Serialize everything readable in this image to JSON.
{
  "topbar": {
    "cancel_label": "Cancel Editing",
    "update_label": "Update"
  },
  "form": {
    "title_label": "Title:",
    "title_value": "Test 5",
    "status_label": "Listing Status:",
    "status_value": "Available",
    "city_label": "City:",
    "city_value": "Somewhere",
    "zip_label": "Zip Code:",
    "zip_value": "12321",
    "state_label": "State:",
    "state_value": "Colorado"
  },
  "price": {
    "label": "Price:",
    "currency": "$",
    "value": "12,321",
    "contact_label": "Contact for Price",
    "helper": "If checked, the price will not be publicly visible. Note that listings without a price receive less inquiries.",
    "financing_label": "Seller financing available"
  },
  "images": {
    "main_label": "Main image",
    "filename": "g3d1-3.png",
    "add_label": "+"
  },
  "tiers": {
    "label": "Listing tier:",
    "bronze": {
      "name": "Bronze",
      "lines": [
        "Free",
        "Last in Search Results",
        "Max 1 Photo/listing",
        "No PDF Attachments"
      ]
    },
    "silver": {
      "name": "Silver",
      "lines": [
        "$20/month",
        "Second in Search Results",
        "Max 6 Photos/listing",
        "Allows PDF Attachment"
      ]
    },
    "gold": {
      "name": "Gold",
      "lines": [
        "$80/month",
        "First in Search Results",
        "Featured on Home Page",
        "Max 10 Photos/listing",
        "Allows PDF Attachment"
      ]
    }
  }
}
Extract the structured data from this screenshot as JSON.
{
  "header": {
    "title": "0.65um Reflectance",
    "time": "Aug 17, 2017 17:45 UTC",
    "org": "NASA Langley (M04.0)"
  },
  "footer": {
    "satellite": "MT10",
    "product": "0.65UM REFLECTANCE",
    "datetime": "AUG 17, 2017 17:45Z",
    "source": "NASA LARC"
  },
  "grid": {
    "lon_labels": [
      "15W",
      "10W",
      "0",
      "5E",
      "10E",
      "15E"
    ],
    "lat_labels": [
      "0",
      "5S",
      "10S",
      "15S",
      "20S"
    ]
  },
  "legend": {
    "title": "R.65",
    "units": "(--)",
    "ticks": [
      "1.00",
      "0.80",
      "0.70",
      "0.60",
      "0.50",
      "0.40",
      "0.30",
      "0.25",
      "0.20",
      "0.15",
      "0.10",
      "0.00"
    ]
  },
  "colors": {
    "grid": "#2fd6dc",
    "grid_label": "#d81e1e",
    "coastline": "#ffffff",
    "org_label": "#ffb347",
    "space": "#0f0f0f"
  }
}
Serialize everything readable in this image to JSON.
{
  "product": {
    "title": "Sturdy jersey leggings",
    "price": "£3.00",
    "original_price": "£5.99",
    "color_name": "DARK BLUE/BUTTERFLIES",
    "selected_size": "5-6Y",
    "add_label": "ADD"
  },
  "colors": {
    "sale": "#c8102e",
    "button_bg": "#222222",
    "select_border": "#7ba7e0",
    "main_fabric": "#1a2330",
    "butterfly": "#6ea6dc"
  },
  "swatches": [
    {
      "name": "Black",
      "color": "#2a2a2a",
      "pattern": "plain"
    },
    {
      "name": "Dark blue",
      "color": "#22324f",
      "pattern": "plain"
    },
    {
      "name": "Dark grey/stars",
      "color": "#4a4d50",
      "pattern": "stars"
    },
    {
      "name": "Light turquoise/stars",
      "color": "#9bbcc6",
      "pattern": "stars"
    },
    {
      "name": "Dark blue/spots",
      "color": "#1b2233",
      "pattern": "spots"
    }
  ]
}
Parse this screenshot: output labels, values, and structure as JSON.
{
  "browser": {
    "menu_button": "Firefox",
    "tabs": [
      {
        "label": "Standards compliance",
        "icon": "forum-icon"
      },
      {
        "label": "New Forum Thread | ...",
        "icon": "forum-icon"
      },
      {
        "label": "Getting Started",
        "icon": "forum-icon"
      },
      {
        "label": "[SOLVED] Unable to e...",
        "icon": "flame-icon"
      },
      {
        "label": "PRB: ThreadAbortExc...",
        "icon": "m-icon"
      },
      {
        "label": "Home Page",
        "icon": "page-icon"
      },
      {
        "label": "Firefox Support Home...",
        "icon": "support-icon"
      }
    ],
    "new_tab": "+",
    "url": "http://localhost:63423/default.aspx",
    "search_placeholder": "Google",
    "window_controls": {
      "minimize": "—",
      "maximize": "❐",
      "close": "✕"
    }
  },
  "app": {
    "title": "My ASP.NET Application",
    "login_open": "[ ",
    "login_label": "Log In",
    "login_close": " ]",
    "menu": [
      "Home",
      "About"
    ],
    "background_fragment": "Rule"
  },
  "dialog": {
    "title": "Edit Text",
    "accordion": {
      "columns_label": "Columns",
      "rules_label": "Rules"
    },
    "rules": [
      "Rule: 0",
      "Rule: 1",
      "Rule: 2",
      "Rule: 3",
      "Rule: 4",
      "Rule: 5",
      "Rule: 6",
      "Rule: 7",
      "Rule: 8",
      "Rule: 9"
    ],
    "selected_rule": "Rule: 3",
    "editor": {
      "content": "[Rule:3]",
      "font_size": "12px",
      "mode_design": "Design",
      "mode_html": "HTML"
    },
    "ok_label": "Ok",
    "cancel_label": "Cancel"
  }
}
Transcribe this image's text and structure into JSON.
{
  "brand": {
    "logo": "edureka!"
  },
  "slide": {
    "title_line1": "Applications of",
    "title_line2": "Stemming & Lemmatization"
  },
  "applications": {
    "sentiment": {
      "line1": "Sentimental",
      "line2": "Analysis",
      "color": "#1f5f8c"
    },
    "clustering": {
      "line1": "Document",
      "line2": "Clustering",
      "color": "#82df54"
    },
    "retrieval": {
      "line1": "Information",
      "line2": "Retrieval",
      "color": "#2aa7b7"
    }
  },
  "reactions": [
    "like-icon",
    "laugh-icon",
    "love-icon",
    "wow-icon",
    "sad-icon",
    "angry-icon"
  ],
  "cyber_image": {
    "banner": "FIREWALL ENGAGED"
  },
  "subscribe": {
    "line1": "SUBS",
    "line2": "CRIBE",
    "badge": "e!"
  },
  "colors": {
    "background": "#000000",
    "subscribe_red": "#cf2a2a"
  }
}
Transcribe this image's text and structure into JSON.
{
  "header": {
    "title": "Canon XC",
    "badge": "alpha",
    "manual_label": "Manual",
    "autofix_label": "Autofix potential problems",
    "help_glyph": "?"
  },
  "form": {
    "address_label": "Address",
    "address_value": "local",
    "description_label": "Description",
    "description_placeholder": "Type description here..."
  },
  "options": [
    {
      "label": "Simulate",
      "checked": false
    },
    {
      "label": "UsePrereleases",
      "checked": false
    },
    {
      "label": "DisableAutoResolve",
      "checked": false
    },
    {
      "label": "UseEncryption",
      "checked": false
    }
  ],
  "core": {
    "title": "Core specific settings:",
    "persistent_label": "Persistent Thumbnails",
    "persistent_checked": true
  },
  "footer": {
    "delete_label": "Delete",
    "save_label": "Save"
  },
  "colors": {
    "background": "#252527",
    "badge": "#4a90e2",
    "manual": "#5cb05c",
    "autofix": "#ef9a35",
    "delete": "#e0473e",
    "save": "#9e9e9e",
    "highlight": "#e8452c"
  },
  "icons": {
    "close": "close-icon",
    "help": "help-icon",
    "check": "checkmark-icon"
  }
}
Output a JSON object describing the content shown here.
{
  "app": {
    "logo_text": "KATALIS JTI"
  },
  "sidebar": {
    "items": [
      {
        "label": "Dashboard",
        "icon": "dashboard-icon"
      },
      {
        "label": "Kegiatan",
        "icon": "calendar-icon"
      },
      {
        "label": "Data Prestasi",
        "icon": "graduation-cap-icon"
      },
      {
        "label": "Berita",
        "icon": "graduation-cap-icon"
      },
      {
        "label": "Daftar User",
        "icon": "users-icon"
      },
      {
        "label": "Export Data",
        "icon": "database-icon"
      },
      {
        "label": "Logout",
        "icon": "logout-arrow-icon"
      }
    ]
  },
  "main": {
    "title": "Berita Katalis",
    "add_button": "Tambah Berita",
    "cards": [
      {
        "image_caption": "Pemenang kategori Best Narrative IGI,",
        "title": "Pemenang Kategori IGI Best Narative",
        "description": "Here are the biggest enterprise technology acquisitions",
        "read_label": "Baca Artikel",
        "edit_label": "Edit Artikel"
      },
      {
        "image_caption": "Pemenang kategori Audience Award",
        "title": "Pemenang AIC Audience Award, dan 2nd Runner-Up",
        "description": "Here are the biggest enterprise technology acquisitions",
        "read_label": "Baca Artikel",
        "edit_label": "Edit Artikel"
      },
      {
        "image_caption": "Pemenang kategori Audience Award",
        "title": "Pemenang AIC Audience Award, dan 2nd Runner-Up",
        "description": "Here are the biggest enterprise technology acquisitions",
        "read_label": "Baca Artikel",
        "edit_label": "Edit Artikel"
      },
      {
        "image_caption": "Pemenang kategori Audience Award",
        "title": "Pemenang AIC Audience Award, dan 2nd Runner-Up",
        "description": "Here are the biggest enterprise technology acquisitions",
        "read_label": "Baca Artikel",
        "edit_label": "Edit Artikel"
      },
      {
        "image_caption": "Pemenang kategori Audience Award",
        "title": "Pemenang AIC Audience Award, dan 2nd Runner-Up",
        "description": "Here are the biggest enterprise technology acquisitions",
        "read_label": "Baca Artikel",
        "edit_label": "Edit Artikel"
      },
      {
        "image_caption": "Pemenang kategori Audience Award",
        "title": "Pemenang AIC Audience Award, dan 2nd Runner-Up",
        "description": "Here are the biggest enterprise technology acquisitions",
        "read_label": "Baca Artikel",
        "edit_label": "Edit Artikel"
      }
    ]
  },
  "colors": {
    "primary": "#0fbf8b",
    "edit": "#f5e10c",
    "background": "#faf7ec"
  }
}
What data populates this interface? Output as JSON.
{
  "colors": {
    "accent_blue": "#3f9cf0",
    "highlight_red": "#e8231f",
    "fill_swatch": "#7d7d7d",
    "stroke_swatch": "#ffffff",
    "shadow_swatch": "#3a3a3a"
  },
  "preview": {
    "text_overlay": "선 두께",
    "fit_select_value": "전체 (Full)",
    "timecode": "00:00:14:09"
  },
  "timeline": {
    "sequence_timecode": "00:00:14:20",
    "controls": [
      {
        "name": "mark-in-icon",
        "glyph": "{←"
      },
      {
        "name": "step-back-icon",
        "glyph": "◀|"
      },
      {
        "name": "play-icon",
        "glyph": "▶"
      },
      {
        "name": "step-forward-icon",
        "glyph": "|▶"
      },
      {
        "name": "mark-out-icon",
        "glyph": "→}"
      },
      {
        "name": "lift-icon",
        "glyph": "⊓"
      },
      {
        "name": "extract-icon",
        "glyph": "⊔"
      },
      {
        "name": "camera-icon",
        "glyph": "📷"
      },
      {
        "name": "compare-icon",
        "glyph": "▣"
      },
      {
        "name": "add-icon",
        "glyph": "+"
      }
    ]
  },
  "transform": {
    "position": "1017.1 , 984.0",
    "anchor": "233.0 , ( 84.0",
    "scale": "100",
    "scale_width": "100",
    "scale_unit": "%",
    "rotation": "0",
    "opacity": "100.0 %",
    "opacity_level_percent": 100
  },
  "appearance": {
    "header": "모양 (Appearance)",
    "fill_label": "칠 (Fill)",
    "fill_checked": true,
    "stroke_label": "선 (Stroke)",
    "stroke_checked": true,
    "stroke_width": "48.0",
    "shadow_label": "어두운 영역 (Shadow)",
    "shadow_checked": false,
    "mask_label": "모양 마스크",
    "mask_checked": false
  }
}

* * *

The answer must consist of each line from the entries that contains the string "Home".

        "Featured on Home Page",
        "label": "Home Page",
        "label": "Firefox Support Home...",
      "Home",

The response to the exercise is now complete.